Dataset rows for apps and sites:
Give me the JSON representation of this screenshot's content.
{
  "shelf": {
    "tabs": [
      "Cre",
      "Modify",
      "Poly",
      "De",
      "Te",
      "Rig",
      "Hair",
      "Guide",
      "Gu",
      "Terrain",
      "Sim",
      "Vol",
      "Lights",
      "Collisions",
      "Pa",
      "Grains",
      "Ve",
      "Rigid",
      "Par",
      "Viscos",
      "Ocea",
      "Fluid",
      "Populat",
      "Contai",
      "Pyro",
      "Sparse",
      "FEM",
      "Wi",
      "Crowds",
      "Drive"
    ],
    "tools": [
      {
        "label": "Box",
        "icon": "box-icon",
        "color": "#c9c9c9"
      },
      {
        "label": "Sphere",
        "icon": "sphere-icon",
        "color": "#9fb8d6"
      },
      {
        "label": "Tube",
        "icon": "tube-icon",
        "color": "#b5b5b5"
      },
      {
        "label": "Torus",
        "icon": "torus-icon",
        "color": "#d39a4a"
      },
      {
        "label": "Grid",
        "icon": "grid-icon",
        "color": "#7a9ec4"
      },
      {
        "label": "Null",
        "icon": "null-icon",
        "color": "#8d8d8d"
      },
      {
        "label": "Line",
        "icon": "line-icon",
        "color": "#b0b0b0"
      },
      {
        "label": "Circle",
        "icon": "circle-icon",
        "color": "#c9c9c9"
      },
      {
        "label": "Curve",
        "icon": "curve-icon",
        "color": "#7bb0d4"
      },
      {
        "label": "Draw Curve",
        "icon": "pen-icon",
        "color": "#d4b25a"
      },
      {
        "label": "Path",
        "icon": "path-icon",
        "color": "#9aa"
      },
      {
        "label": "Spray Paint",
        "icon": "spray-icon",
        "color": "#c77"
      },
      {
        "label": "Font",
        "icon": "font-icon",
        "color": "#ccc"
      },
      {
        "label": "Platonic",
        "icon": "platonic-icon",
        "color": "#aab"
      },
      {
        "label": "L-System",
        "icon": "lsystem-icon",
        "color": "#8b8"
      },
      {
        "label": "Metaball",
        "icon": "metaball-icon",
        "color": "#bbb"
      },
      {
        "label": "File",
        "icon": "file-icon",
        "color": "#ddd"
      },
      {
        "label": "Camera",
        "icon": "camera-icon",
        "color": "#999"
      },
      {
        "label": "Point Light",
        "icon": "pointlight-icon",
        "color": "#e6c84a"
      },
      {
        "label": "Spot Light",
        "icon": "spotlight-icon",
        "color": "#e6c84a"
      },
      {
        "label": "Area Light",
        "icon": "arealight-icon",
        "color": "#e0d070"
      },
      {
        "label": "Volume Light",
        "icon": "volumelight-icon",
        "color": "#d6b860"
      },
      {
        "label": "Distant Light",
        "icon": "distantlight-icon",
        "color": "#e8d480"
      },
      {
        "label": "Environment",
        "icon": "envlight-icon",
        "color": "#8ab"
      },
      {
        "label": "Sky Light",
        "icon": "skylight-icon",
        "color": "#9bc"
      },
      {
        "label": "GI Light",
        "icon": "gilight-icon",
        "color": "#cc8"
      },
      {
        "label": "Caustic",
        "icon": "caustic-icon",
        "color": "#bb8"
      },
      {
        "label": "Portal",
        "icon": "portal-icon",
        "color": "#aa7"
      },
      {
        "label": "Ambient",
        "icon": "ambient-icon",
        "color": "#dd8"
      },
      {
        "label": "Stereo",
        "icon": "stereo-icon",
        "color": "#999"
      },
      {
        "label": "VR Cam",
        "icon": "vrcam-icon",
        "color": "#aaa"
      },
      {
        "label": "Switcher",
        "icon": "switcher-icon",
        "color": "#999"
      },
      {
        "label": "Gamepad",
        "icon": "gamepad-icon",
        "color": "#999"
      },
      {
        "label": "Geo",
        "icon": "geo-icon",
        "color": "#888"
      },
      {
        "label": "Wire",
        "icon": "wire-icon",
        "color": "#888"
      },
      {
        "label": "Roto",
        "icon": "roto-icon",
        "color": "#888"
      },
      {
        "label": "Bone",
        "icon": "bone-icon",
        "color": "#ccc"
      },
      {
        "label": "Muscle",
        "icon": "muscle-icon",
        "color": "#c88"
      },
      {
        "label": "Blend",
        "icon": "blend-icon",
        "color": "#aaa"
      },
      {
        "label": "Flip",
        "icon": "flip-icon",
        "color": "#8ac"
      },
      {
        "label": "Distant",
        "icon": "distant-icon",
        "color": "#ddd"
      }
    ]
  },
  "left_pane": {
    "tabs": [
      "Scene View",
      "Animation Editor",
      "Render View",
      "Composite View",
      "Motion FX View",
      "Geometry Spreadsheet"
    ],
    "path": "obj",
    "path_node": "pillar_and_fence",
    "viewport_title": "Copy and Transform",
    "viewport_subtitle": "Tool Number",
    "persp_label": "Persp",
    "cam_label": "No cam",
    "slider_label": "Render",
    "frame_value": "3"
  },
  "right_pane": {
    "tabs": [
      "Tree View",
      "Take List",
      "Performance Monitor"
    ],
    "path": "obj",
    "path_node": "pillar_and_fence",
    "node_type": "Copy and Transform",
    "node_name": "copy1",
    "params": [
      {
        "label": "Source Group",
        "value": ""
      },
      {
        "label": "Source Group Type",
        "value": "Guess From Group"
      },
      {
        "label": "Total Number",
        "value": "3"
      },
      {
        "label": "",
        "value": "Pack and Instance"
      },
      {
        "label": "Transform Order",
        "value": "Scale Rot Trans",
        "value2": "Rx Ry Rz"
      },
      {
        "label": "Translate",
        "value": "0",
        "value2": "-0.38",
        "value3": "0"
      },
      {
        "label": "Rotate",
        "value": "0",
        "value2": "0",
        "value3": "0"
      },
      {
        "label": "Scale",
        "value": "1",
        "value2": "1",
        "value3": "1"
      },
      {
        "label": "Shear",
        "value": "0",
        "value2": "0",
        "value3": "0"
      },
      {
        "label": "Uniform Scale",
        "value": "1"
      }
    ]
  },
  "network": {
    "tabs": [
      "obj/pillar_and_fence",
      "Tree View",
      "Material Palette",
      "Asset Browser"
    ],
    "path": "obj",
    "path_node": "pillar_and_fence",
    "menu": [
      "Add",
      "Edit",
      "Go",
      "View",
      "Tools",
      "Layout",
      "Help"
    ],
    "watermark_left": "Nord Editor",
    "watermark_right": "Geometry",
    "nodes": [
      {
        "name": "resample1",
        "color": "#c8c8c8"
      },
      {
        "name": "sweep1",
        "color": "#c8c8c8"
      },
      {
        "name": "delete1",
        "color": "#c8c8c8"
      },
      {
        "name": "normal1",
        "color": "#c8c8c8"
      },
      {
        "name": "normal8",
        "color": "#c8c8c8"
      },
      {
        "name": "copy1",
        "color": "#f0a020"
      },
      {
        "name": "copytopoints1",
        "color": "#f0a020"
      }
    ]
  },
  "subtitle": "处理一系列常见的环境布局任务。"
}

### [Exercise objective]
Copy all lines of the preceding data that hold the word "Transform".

### [Answer box]
    "viewport_title": "Copy and Transform",
    "node_type": "Copy and Transform",
        "label": "Transform Order",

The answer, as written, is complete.